So, I’m guessing this is not unlike other areas we’ve seen where whether it’s the automobile industry or the recording industry where initially thousands of companies literally spring up and start manufacturing or making things, goods and services. And eventually, a big consolidation happens and you get a dozen or so meaningful players that most of the assets tend to be concentrated in the top four or five.
So I think, my opinion it’s going 80/20. Doesn’t mean that … I still think there are some, probably some new ICOs that will come that will provide unique functions that people haven’t really thought of yet that will still get their place. So, I still don’t think we’ve seen the top 10 ICOs launch. I think there’s still some more that will join the top 10, but definitely seems like bitcoin, ethereum, will have … Gosh, be hard to think that they wouldn’t be in the top five three or four years from now.
BLOCK TRIBUNE:What do you see, finally, as the impact of sovereigns getting into the game of cryptocurrency?
CHRISTIAN MAGOON: Well, it seems like it’s a double-edged sword, because it could be massive if some of the demand that they could create and awareness that they could create. The same time, some of the, depending on if they take the step and become an issuer versus just an investor, so just taking that apart, if they become an investor, I think that is very constructive to the whole ICO market because it starts to legitimize it when large institutions with trillions of dollars start to take an, even just have a four or five percent allocation into an asset class, it legitimizes it to all the investors below. It starts to make it more of a fundamental part of peoples’ portfolio, which is big. So, that could be huge from an investor standpoint.

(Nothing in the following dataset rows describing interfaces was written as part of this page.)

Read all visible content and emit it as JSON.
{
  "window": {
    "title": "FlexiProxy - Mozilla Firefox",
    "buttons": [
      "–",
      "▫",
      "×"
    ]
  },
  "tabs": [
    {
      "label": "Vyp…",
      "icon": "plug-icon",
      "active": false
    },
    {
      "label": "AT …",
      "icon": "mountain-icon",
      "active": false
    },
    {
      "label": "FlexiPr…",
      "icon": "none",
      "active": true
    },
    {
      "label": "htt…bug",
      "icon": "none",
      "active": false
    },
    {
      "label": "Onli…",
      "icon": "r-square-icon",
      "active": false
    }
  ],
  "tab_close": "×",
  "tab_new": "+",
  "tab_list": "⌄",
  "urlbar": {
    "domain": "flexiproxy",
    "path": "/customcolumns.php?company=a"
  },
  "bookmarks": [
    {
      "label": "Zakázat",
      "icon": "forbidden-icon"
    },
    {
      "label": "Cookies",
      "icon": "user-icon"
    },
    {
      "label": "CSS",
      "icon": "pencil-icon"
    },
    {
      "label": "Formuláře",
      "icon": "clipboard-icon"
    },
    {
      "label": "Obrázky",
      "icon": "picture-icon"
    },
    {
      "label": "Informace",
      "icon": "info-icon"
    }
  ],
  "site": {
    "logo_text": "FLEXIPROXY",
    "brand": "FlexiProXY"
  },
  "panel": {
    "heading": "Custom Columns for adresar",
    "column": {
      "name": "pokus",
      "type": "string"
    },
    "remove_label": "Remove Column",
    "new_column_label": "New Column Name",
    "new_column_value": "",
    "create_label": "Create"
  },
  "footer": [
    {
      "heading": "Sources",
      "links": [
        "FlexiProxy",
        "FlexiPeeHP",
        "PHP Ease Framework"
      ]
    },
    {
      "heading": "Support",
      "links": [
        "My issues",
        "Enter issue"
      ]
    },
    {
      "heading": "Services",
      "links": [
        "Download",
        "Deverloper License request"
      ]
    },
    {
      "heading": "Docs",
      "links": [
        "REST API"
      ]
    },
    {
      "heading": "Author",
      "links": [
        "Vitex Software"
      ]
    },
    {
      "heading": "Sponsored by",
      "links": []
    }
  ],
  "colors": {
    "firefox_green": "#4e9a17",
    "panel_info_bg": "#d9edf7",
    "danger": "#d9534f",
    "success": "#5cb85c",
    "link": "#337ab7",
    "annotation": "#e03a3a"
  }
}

If they start going all the way into issuer’s standpoint, that’s where it could, to me, be a double-edged sword, just because I think it could eat into some of the existing markets. Although I’d caution that the issuer being sovereign and being an issuer of these coins might actually kind of work against them, because of potentially the connection they have to some of the, let’s say the politics and the government kind of ties to have. I could see that being actually a negative point to people in the ICO market.